> The task
Return the records below in full. Keep every word exact and skip the images.

*** Dataset records ***

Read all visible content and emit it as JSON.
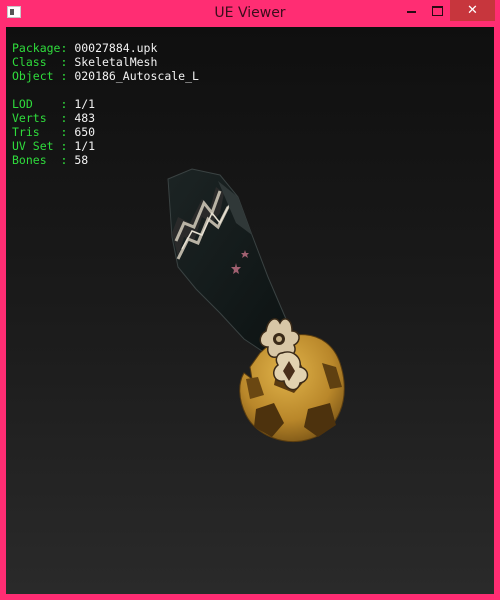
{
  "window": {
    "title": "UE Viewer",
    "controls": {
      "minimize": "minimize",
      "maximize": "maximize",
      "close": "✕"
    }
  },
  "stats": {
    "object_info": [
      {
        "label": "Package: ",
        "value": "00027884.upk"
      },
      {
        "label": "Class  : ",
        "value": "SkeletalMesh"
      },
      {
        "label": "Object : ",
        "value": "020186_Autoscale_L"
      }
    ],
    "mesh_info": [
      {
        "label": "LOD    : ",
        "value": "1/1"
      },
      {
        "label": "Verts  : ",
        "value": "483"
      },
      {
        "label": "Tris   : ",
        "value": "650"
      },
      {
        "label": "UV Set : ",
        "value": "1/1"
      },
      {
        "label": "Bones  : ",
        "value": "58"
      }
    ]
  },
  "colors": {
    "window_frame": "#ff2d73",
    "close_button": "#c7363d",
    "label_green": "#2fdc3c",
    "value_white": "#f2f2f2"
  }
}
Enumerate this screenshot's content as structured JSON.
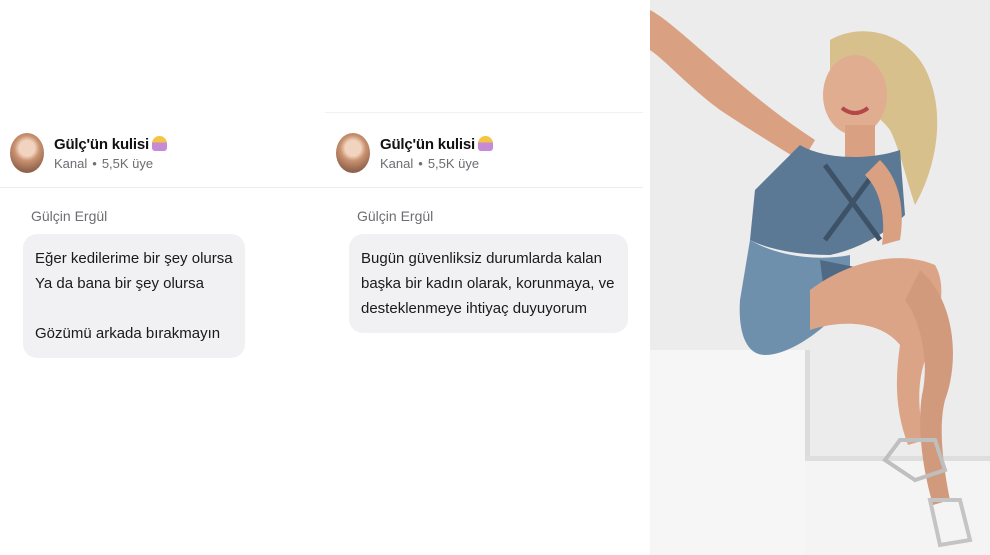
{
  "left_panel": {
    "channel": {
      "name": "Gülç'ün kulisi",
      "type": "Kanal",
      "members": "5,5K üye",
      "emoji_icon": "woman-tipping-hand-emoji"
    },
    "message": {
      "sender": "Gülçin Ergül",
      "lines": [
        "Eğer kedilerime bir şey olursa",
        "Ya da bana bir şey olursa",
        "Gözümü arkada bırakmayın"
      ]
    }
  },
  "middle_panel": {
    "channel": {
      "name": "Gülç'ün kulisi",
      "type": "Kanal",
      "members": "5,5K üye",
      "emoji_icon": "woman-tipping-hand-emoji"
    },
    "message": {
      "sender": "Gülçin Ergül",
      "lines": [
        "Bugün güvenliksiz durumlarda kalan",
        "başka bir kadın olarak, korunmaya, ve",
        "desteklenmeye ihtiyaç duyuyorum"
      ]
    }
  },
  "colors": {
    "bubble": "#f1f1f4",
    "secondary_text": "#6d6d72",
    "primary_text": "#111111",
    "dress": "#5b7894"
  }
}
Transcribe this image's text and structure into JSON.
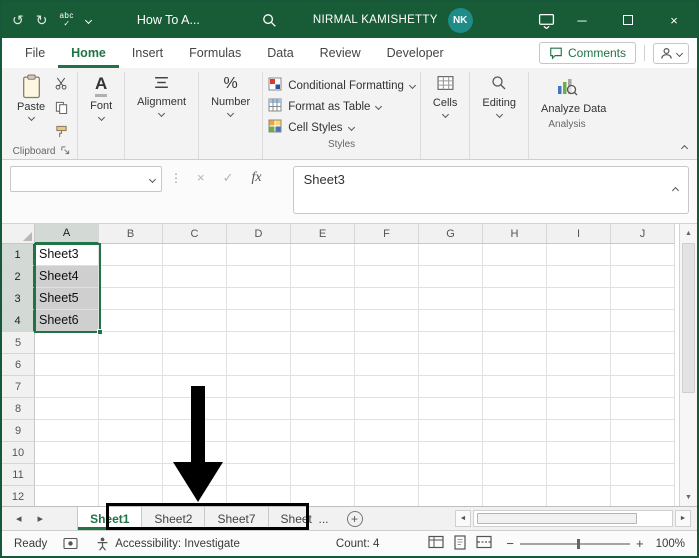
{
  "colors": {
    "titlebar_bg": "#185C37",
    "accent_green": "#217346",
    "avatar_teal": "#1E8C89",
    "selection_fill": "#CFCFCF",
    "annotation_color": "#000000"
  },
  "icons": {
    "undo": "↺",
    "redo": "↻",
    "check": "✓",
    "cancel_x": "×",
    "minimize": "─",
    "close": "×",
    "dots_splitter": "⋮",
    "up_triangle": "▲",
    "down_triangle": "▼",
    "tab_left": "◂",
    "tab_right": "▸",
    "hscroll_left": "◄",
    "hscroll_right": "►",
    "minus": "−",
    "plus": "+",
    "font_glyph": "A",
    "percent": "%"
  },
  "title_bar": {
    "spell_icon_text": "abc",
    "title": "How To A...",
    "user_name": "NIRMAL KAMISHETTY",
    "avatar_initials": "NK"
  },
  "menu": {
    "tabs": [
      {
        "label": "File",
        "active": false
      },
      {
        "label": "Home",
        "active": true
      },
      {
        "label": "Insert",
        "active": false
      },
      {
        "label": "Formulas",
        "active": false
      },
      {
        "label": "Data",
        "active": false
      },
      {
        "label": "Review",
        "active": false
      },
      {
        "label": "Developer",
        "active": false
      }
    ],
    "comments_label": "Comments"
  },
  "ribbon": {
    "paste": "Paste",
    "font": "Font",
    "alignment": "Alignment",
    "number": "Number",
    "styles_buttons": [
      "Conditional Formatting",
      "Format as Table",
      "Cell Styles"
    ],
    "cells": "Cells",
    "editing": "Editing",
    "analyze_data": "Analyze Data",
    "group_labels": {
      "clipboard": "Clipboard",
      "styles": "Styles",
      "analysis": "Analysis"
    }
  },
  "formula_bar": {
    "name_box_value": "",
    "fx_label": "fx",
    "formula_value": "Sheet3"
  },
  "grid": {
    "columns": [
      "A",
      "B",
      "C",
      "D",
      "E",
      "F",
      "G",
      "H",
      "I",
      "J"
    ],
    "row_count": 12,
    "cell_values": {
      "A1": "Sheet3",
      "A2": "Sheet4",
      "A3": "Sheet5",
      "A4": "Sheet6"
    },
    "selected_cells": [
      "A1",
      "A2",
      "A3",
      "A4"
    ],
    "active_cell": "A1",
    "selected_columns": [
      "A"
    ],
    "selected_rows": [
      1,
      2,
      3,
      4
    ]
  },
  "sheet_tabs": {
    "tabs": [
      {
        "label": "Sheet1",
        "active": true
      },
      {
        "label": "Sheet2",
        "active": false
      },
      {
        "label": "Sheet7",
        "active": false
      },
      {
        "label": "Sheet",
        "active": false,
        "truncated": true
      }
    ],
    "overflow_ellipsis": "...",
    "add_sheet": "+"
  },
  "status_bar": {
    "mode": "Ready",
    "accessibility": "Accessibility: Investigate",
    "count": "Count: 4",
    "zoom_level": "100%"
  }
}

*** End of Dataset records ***

> Output below
Read all visible content and emit it as JSON.
{
  "window": {
    "title": "UE Viewer",
    "controls": {
      "minimize": "minimize",
      "maximize": "maximize",
      "close": "✕"
    }
  },
  "stats": {
    "object_info": [
      {
        "label": "Package: ",
        "value": "00027884.upk"
      },
      {
        "label": "Class  : ",
        "value": "SkeletalMesh"
      },
      {
        "label": "Object : ",
        "value": "020186_Autoscale_L"
      }
    ],
    "mesh_info": [
      {
        "label": "LOD    : ",
        "value": "1/1"
      },
      {
        "label": "Verts  : ",
        "value": "483"
      },
      {
        "label": "Tris   : ",
        "value": "650"
      },
      {
        "label": "UV Set : ",
        "value": "1/1"
      },
      {
        "label": "Bones  : ",
        "value": "58"
      }
    ]
  },
  "colors": {
    "window_frame": "#ff2d73",
    "close_button": "#c7363d",
    "label_green": "#2fdc3c",
    "value_white": "#f2f2f2"
  }
}
Enumerate this screenshot's content as structured JSON.
{
  "left_panel": {
    "channel": {
      "name": "Gülç'ün kulisi",
      "type": "Kanal",
      "members": "5,5K üye",
      "emoji_icon": "woman-tipping-hand-emoji"
    },
    "message": {
      "sender": "Gülçin Ergül",
      "lines": [
        "Eğer kedilerime bir şey olursa",
        "Ya da bana bir şey olursa",
        "Gözümü arkada bırakmayın"
      ]
    }
  },
  "middle_panel": {
    "channel": {
      "name": "Gülç'ün kulisi",
      "type": "Kanal",
      "members": "5,5K üye",
      "emoji_icon": "woman-tipping-hand-emoji"
    },
    "message": {
      "sender": "Gülçin Ergül",
      "lines": [
        "Bugün güvenliksiz durumlarda kalan",
        "başka bir kadın olarak, korunmaya, ve",
        "desteklenmeye ihtiyaç duyuyorum"
      ]
    }
  },
  "colors": {
    "bubble": "#f1f1f4",
    "secondary_text": "#6d6d72",
    "primary_text": "#111111",
    "dress": "#5b7894"
  }
}
Transcribe this image's text and structure into JSON.
{
  "colors": {
    "titlebar_bg": "#185C37",
    "accent_green": "#217346",
    "avatar_teal": "#1E8C89",
    "selection_fill": "#CFCFCF",
    "annotation_color": "#000000"
  },
  "icons": {
    "undo": "↺",
    "redo": "↻",
    "check": "✓",
    "cancel_x": "×",
    "minimize": "─",
    "close": "×",
    "dots_splitter": "⋮",
    "up_triangle": "▲",
    "down_triangle": "▼",
    "tab_left": "◂",
    "tab_right": "▸",
    "hscroll_left": "◄",
    "hscroll_right": "►",
    "minus": "−",
    "plus": "+",
    "font_glyph": "A",
    "percent": "%"
  },
  "title_bar": {
    "spell_icon_text": "abc",
    "title": "How To A...",
    "user_name": "NIRMAL KAMISHETTY",
    "avatar_initials": "NK"
  },
  "menu": {
    "tabs": [
      {
        "label": "File",
        "active": false
      },
      {
        "label": "Home",
        "active": true
      },
      {
        "label": "Insert",
        "active": false
      },
      {
        "label": "Formulas",
        "active": false
      },
      {
        "label": "Data",
        "active": false
      },
      {
        "label": "Review",
        "active": false
      },
      {
        "label": "Developer",
        "active": false
      }
    ],
    "comments_label": "Comments"
  },
  "ribbon": {
    "paste": "Paste",
    "font": "Font",
    "alignment": "Alignment",
    "number": "Number",
    "styles_buttons": [
      "Conditional Formatting",
      "Format as Table",
      "Cell Styles"
    ],
    "cells": "Cells",
    "editing": "Editing",
    "analyze_data": "Analyze Data",
    "group_labels": {
      "clipboard": "Clipboard",
      "styles": "Styles",
      "analysis": "Analysis"
    }
  },
  "formula_bar": {
    "name_box_value": "",
    "fx_label": "fx",
    "formula_value": "Sheet3"
  },
  "grid": {
    "columns": [
      "A",
      "B",
      "C",
      "D",
      "E",
      "F",
      "G",
      "H",
      "I",
      "J"
    ],
    "row_count": 12,
    "cell_values": {
      "A1": "Sheet3",
      "A2": "Sheet4",
      "A3": "Sheet5",
      "A4": "Sheet6"
    },
    "selected_cells": [
      "A1",
      "A2",
      "A3",
      "A4"
    ],
    "active_cell": "A1",
    "selected_columns": [
      "A"
    ],
    "selected_rows": [
      1,
      2,
      3,
      4
    ]
  },
  "sheet_tabs": {
    "tabs": [
      {
        "label": "Sheet1",
        "active": true
      },
      {
        "label": "Sheet2",
        "active": false
      },
      {
        "label": "Sheet7",
        "active": false
      },
      {
        "label": "Sheet",
        "active": false,
        "truncated": true
      }
    ],
    "overflow_ellipsis": "...",
    "add_sheet": "+"
  },
  "status_bar": {
    "mode": "Ready",
    "accessibility": "Accessibility: Investigate",
    "count": "Count: 4",
    "zoom_level": "100%"
  }
}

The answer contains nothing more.